**** THE DATA ****
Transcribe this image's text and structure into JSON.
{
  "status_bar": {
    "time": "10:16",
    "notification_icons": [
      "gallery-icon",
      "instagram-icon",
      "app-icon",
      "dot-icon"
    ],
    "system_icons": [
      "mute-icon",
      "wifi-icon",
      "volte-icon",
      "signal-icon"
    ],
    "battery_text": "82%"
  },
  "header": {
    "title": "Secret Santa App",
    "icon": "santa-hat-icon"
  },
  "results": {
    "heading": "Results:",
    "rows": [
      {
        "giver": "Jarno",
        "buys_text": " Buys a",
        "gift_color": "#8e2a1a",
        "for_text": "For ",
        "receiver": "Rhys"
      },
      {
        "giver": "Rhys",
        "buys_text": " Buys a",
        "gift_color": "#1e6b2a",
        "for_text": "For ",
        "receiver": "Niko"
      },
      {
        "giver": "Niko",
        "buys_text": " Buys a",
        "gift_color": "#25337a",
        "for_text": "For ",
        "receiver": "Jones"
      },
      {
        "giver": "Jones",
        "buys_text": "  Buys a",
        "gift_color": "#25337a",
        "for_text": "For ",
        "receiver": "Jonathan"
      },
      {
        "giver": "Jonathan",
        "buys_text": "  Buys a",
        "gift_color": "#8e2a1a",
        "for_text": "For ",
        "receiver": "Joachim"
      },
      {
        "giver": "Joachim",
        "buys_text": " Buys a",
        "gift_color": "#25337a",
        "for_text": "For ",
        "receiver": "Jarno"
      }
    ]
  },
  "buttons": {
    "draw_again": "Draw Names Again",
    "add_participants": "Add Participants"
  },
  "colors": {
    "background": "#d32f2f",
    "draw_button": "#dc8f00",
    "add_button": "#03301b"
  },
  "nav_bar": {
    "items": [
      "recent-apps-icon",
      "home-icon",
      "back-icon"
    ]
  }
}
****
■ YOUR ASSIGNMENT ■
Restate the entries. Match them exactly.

■ ANSWER TO THE EXERCISE ■
Transcribe this image's text and structure into JSON.
{
  "status_bar": {
    "time": "10:16",
    "notification_icons": [
      "gallery-icon",
      "instagram-icon",
      "app-icon",
      "dot-icon"
    ],
    "system_icons": [
      "mute-icon",
      "wifi-icon",
      "volte-icon",
      "signal-icon"
    ],
    "battery_text": "82%"
  },
  "header": {
    "title": "Secret Santa App",
    "icon": "santa-hat-icon"
  },
  "results": {
    "heading": "Results:",
    "rows": [
      {
        "giver": "Jarno",
        "buys_text": " Buys a",
        "gift_color": "#8e2a1a",
        "for_text": "For ",
        "receiver": "Rhys"
      },
      {
        "giver": "Rhys",
        "buys_text": " Buys a",
        "gift_color": "#1e6b2a",
        "for_text": "For ",
        "receiver": "Niko"
      },
      {
        "giver": "Niko",
        "buys_text": " Buys a",
        "gift_color": "#25337a",
        "for_text": "For ",
        "receiver": "Jones"
      },
      {
        "giver": "Jones",
        "buys_text": "  Buys a",
        "gift_color": "#25337a",
        "for_text": "For ",
        "receiver": "Jonathan"
      },
      {
        "giver": "Jonathan",
        "buys_text": "  Buys a",
        "gift_color": "#8e2a1a",
        "for_text": "For ",
        "receiver": "Joachim"
      },
      {
        "giver": "Joachim",
        "buys_text": " Buys a",
        "gift_color": "#25337a",
        "for_text": "For ",
        "receiver": "Jarno"
      }
    ]
  },
  "buttons": {
    "draw_again": "Draw Names Again",
    "add_participants": "Add Participants"
  },
  "colors": {
    "background": "#d32f2f",
    "draw_button": "#dc8f00",
    "add_button": "#03301b"
  },
  "nav_bar": {
    "items": [
      "recent-apps-icon",
      "home-icon",
      "back-icon"
    ]
  }
}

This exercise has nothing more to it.